• Capitol Reef NP is easily accessed from the Richfield Supercharger Station and larger battery cars can do so from Green River
• Cedar Breaks National Monument is easily accessed from the Beaver Supercharger Station
• Bryce NP is easily accessed from the Beaver Supercharger Station
• Zion NP is easily accessed from the St George Supercharger Station and can be reached from Beaver with destination charging (the campground has TT-30 outlets and Springdale UT has hotels with HPWC)
As an FYI, with the Page supercharger open, many of northern AZ parks are now easily accessible. Last week we went to the Grand Canyon North Rim using our P85. We stayed at Cliff Dwellers Lodge and used their destination charger. We made it round trip including going out to Cape Royal and made it back with plenty of charge. That said, a supercharger near Jacob Lake would be very useful.
Folks, national parks and monuments usually have volunteer nonprofit partner groups that help raise funds and provide countless volunteer hours to help the parks with unanticipated, unfunded project that aren't in the budget. Budgets are part of the federal budget cycle and get approved yearly. Working with the nonprofit park partners may help with reaching out to the right park staff to start planning for installations. There are planning/management issues for the parks, such as how to have visitors share the charger, overnight parking, campground parking locations (useful overnight charging locations) and day use/daytime locations for charging. I saw a Model X in Pinnacles NP at the campground last weekend - no public chargers in the park, but it's not a remote area. Drivers who want to stay and hike in large remote parks will need to charge to drive out of the park after a week or so.
Maybe a good approach is for EV owners to reach out to the nonprofit partner groups for their favorite park.
Would any members like to organize to reach out to a "pilot" group of parks and report back to the members on the various tips and ideas we hear about?
I will nominate a few parks to start the "First Ten" list:
Great Smoky Mountain

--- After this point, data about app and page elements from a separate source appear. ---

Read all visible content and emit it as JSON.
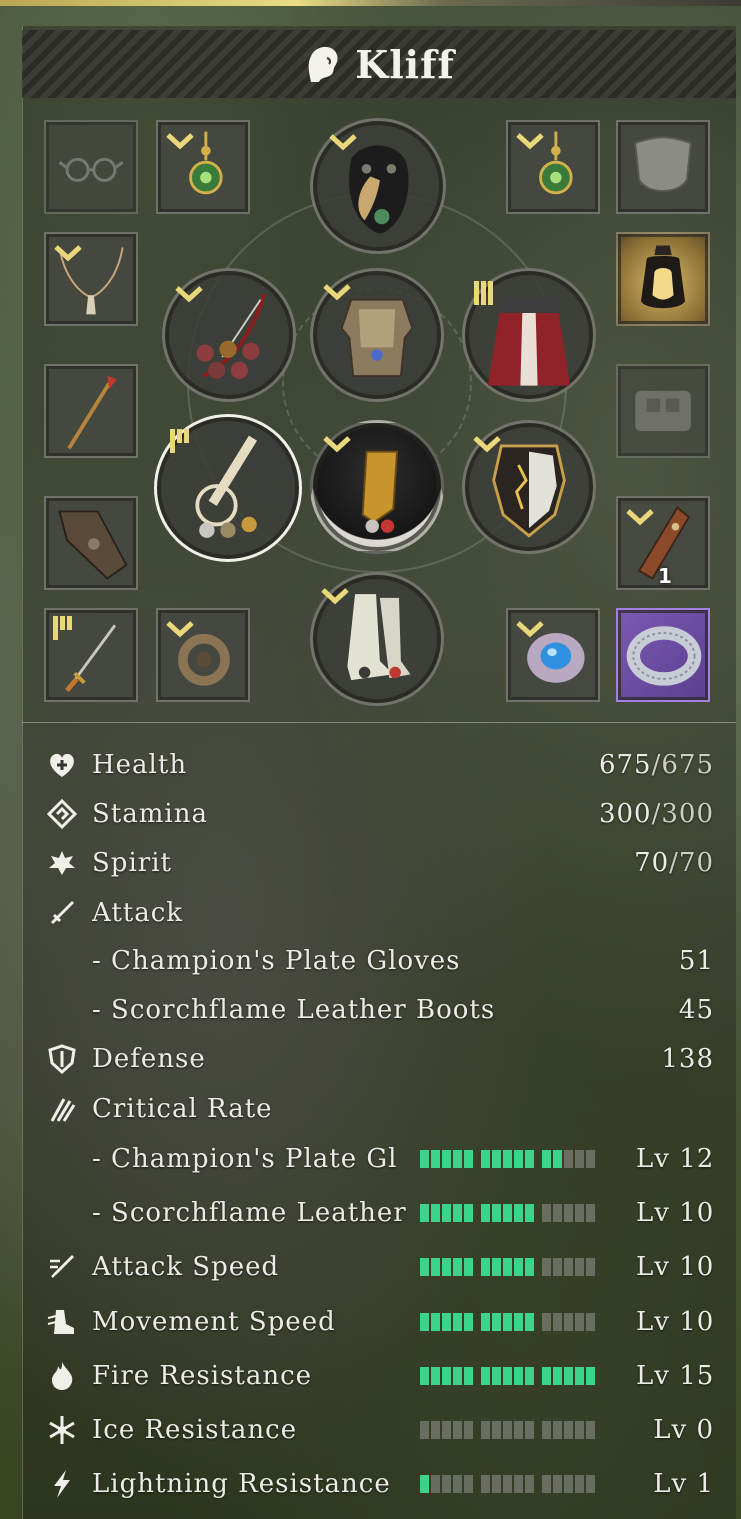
{
  "character": {
    "name": "Kliff"
  },
  "equipment": {
    "slots": [
      {
        "id": "glasses",
        "empty": true
      },
      {
        "id": "earring-left",
        "marker": "chevron"
      },
      {
        "id": "helmet",
        "marker": "chevron"
      },
      {
        "id": "earring-right",
        "marker": "chevron"
      },
      {
        "id": "face-mask",
        "empty": true
      },
      {
        "id": "necklace",
        "marker": "chevron"
      },
      {
        "id": "lantern",
        "highlight": "gold"
      },
      {
        "id": "bow",
        "marker": "chevron"
      },
      {
        "id": "chest-armor",
        "marker": "chevron"
      },
      {
        "id": "cloak",
        "marker": "bars"
      },
      {
        "id": "spear"
      },
      {
        "id": "belt",
        "empty": true
      },
      {
        "id": "main-weapon",
        "marker": "bars"
      },
      {
        "id": "gloves",
        "marker": "chevron"
      },
      {
        "id": "shield",
        "marker": "chevron"
      },
      {
        "id": "gauntlet-left"
      },
      {
        "id": "throwing-item",
        "marker": "chevron",
        "count": "1"
      },
      {
        "id": "dagger",
        "marker": "bars"
      },
      {
        "id": "ring-left",
        "marker": "chevron"
      },
      {
        "id": "boots",
        "marker": "chevron"
      },
      {
        "id": "ring-right",
        "marker": "chevron"
      },
      {
        "id": "bracelet",
        "highlight": "purple"
      }
    ]
  },
  "stats": {
    "health": {
      "label": "Health",
      "current": "675",
      "max": "/675"
    },
    "stamina": {
      "label": "Stamina",
      "current": "300",
      "max": "/300"
    },
    "spirit": {
      "label": "Spirit",
      "current": "70",
      "max": "/70"
    },
    "attack": {
      "label": "Attack",
      "items": [
        {
          "label": "- Champion's Plate Gloves",
          "value": "51"
        },
        {
          "label": "- Scorchflame Leather Boots",
          "value": "45"
        }
      ]
    },
    "defense": {
      "label": "Defense",
      "value": "138"
    },
    "critical_rate": {
      "label": "Critical Rate",
      "items": [
        {
          "label": "- Champion's Plate Gl",
          "level": "Lv 12",
          "level_value": 12
        },
        {
          "label": "- Scorchflame Leather",
          "level": "Lv 10",
          "level_value": 10
        }
      ]
    },
    "attack_speed": {
      "label": "Attack Speed",
      "level": "Lv 10",
      "level_value": 10
    },
    "movement_speed": {
      "label": "Movement Speed",
      "level": "Lv 10",
      "level_value": 10
    },
    "fire_resistance": {
      "label": "Fire Resistance",
      "level": "Lv 15",
      "level_value": 15
    },
    "ice_resistance": {
      "label": "Ice Resistance",
      "level": "Lv 0",
      "level_value": 0
    },
    "lightning_resistance": {
      "label": "Lightning Resistance",
      "level": "Lv 1",
      "level_value": 1
    }
  },
  "gauge_max": 15,
  "colors": {
    "gauge_on": "#3bd48a",
    "chevron": "#e9d77a",
    "rare_purple": "#7b5ab3",
    "gold_highlight": "#d8b868"
  }
}
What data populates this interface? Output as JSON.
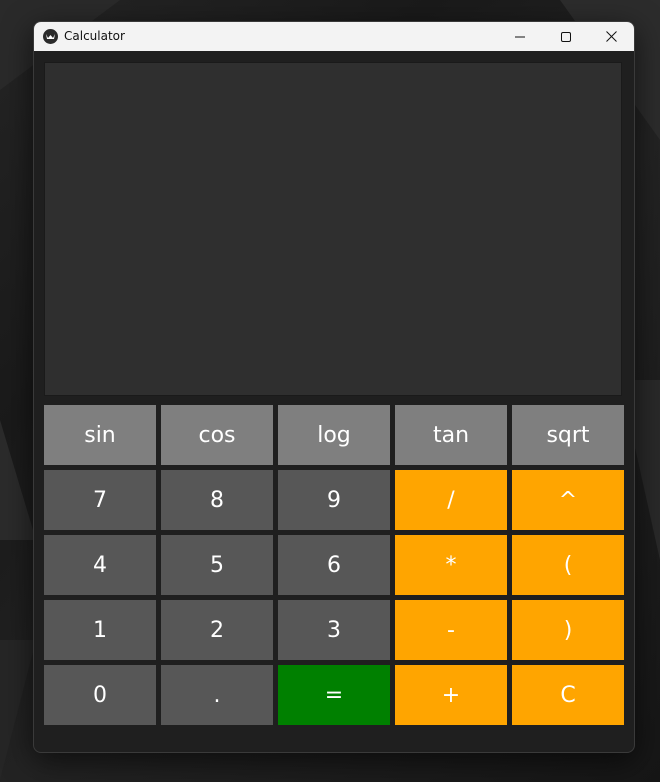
{
  "window": {
    "title": "Calculator",
    "controls": {
      "minimize": "minimize-icon",
      "maximize": "maximize-icon",
      "close": "close-icon"
    }
  },
  "display": {
    "value": ""
  },
  "colors": {
    "function_key": "#7f7f7f",
    "number_key": "#575757",
    "operator_key": "#ffa500",
    "equals_key": "#008000",
    "display_bg": "#2f2f2f",
    "window_bg": "#1f1f1f"
  },
  "keypad": {
    "row1": [
      "sin",
      "cos",
      "log",
      "tan",
      "sqrt"
    ],
    "row2": [
      "7",
      "8",
      "9",
      "/",
      "^"
    ],
    "row3": [
      "4",
      "5",
      "6",
      "*",
      "("
    ],
    "row4": [
      "1",
      "2",
      "3",
      "-",
      ")"
    ],
    "row5": [
      "0",
      ".",
      "=",
      "+",
      "C"
    ]
  }
}
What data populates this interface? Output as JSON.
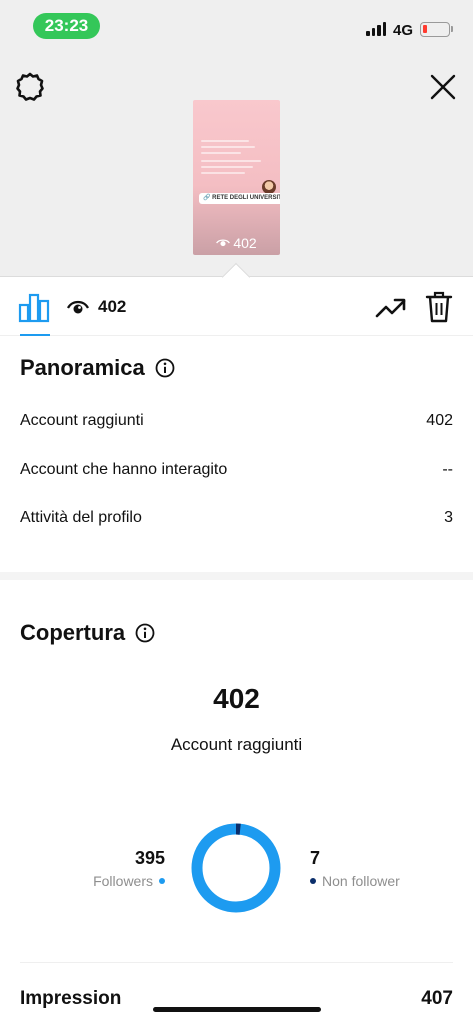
{
  "status_bar": {
    "time": "23:23",
    "network": "4G",
    "colors": {
      "time_pill": "#34c759",
      "battery_low": "#ff3b30"
    }
  },
  "story_preview": {
    "sticker_text": "🔗 RETE DEGLI UNIVERSITARI",
    "views": "402"
  },
  "toolbar": {
    "views": "402",
    "accent_color": "#1d9bf0"
  },
  "overview": {
    "title": "Panoramica",
    "rows": [
      {
        "label": "Account raggiunti",
        "value": "402"
      },
      {
        "label": "Account che hanno interagito",
        "value": "--"
      },
      {
        "label": "Attività del profilo",
        "value": "3"
      }
    ]
  },
  "reach": {
    "title": "Copertura",
    "total": "402",
    "total_label": "Account raggiunti",
    "followers": {
      "value": "395",
      "label": "Followers",
      "color": "#1d9bf0"
    },
    "non_followers": {
      "value": "7",
      "label": "Non follower",
      "color": "#0b2e6b"
    }
  },
  "impressions": {
    "label": "Impression",
    "value": "407"
  },
  "icons": [
    "settings-icon",
    "close-icon",
    "insights-bar-icon",
    "eye-icon",
    "trending-icon",
    "trash-icon",
    "info-icon"
  ]
}
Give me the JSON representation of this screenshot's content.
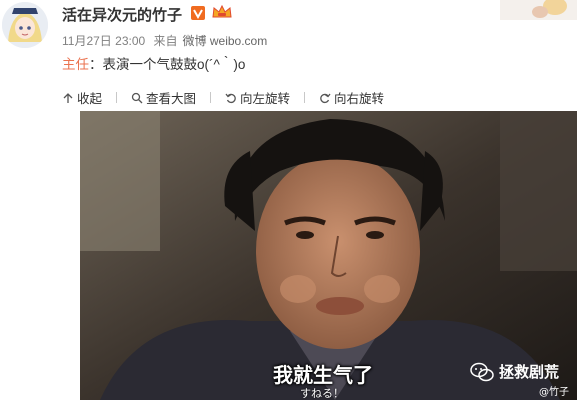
{
  "post": {
    "username": "活在异次元的竹子",
    "timestamp": "11月27日 23:00",
    "source_prefix": "来自",
    "source": "微博 weibo.com",
    "host_label": "主任",
    "separator": "：",
    "content": "表演一个气鼓鼓o(´^｀)o"
  },
  "toolbar": {
    "collapse_label": "收起",
    "view_large_label": "查看大图",
    "rotate_left_label": "向左旋转",
    "rotate_right_label": "向右旋转"
  },
  "image": {
    "subtitle_cn": "我就生气了",
    "subtitle_jp": "すねる！",
    "watermark": "拯救剧荒",
    "watermark_sub": "@竹子"
  },
  "colors": {
    "host_label": "#eb7350",
    "meta": "#808080",
    "badge": "#f06b20"
  },
  "icons": [
    "collapse-icon",
    "zoom-icon",
    "rotate-left-icon",
    "rotate-right-icon",
    "vip-icon",
    "crown-icon",
    "wechat-icon"
  ]
}
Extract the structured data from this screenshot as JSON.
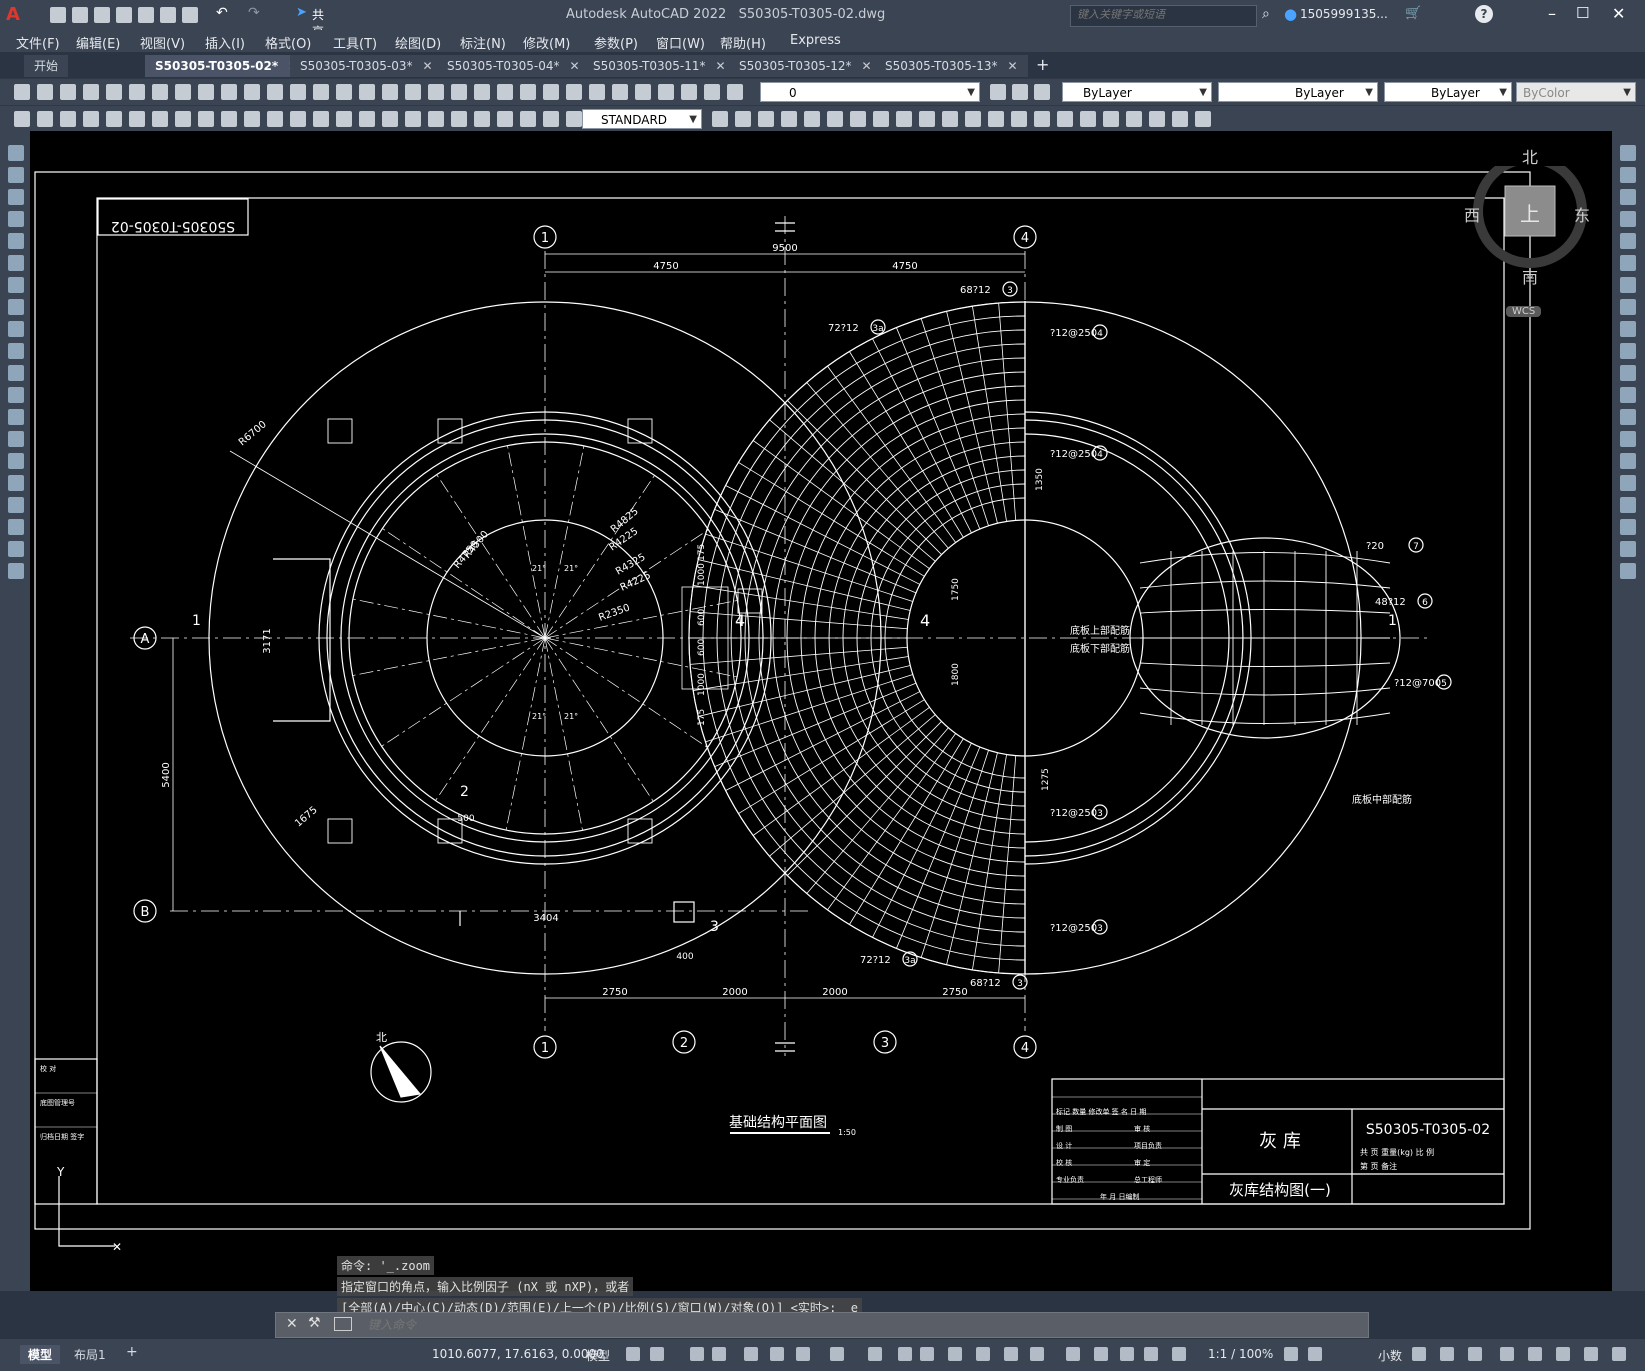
{
  "app": {
    "title": "Autodesk AutoCAD 2022",
    "filename": "S50305-T0305-02.dwg",
    "share_label": "共享",
    "search_placeholder": "键入关键字或短语",
    "user": "1505999135...",
    "logo_letter": "A"
  },
  "menu": [
    "文件(F)",
    "编辑(E)",
    "视图(V)",
    "插入(I)",
    "格式(O)",
    "工具(T)",
    "绘图(D)",
    "标注(N)",
    "修改(M)",
    "参数(P)",
    "窗口(W)",
    "帮助(H)",
    "Express"
  ],
  "tabs": [
    {
      "label": "开始",
      "active": false,
      "closable": false
    },
    {
      "label": "S50305-T0305-02*",
      "active": true,
      "closable": true
    },
    {
      "label": "S50305-T0305-03*",
      "active": false,
      "closable": true
    },
    {
      "label": "S50305-T0305-04*",
      "active": false,
      "closable": true
    },
    {
      "label": "S50305-T0305-11*",
      "active": false,
      "closable": true
    },
    {
      "label": "S50305-T0305-12*",
      "active": false,
      "closable": true
    },
    {
      "label": "S50305-T0305-13*",
      "active": false,
      "closable": true
    }
  ],
  "toolbar": {
    "layer_value": "0",
    "color_value": "ByLayer",
    "linetype_value": "ByLayer",
    "lineweight_value": "ByLayer",
    "plotstyle_value": "ByColor",
    "textstyle_value": "STANDARD"
  },
  "viewcube": {
    "north": "北",
    "south": "南",
    "east": "东",
    "west": "西",
    "top": "上",
    "wcs": "WCS"
  },
  "drawing": {
    "sheet_id": "S50305-T0305-02",
    "grid_numbers": [
      "1",
      "2",
      "3",
      "4"
    ],
    "grid_letters": [
      "A",
      "B"
    ],
    "dims_top": [
      "9500",
      "4750",
      "4750"
    ],
    "dims_bottom": [
      "2750",
      "2000",
      "2000",
      "2750"
    ],
    "dim_5400": "5400",
    "dim_3171": "3171",
    "dim_3404": "3404",
    "dim_1675": "1675",
    "dim_400": "400",
    "dim_500": "500",
    "radii": [
      "R6700",
      "R4500",
      "R4750",
      "R4825",
      "R4225",
      "R4325",
      "R4225",
      "R2350"
    ],
    "angles": [
      "21°",
      "21°",
      "21°",
      "21°"
    ],
    "rebar": [
      "68?12",
      "72?12",
      "?12@250",
      "?12@250",
      "?12@250",
      "?12@250",
      "?12@700",
      "?20",
      "48?12",
      "72?12",
      "68?12"
    ],
    "rebar_labels": [
      "3",
      "3a",
      "4",
      "4",
      "3",
      "3",
      "5",
      "7",
      "6",
      "3a",
      "3"
    ],
    "vert_dims": [
      "175",
      "1000",
      "600",
      "600",
      "1000",
      "175"
    ],
    "dims_mid": [
      "1350",
      "1750",
      "1800",
      "1275"
    ],
    "note_top": "底板上部配筋",
    "note_bottom": "底板下部配筋",
    "note_mid": "底板中部配筋",
    "section_1": "1",
    "section_2": "2",
    "section_3": "3",
    "section_4": "4",
    "plan_title": "基础结构平面图",
    "plan_scale": "1:50",
    "north_label": "北",
    "title_block": {
      "project": "灰 库",
      "drawing_name": "灰库结构图(一)",
      "drawing_no": "S50305-T0305-02",
      "rows": [
        "标记 数量 修改单 签 名 日 期",
        "制 图",
        "设 计",
        "校 核",
        "专业负责"
      ],
      "roles": [
        "审 核",
        "项目负责",
        "审 定",
        "总工程师"
      ],
      "stamp": "年 月 日编制",
      "sheet_info": "共 页 重量(kg) 比 例",
      "sheet_info2": "第 页 备注"
    },
    "left_block": [
      "校 对",
      "底图管理号",
      "归档日期 签字"
    ]
  },
  "command": {
    "history": [
      "命令: '_.zoom",
      "指定窗口的角点，输入比例因子 (nX 或 nXP)，或者",
      "[全部(A)/中心(C)/动态(D)/范围(E)/上一个(P)/比例(S)/窗口(W)/对象(O)] <实时>: _e"
    ],
    "placeholder": "键入命令"
  },
  "status": {
    "model_tab": "模型",
    "layout_tab": "布局1",
    "coords": "1010.6077, 17.6163, 0.0000",
    "mode": "模型",
    "scale": "1:1 / 100%",
    "units": "小数"
  },
  "colors": {
    "accent": "#1a7fd4",
    "canvas": "#000000",
    "chrome": "#3b4453"
  }
}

As I write this list it occurs to me that some parks (Joshua Tree) have easy access to nearby public charging infrastructure. Others (Yellowstone, Yosemite Valley) are places where visitors may want to stay for a week or more without leaving the park to find a public charger. Some parks won't need to install chargers in the park. Others will need to install chargers, and quickly, for EV drivers staying at campgrounds and parking at trailheads to access the backcountry.
I'll stop here pending input from other members.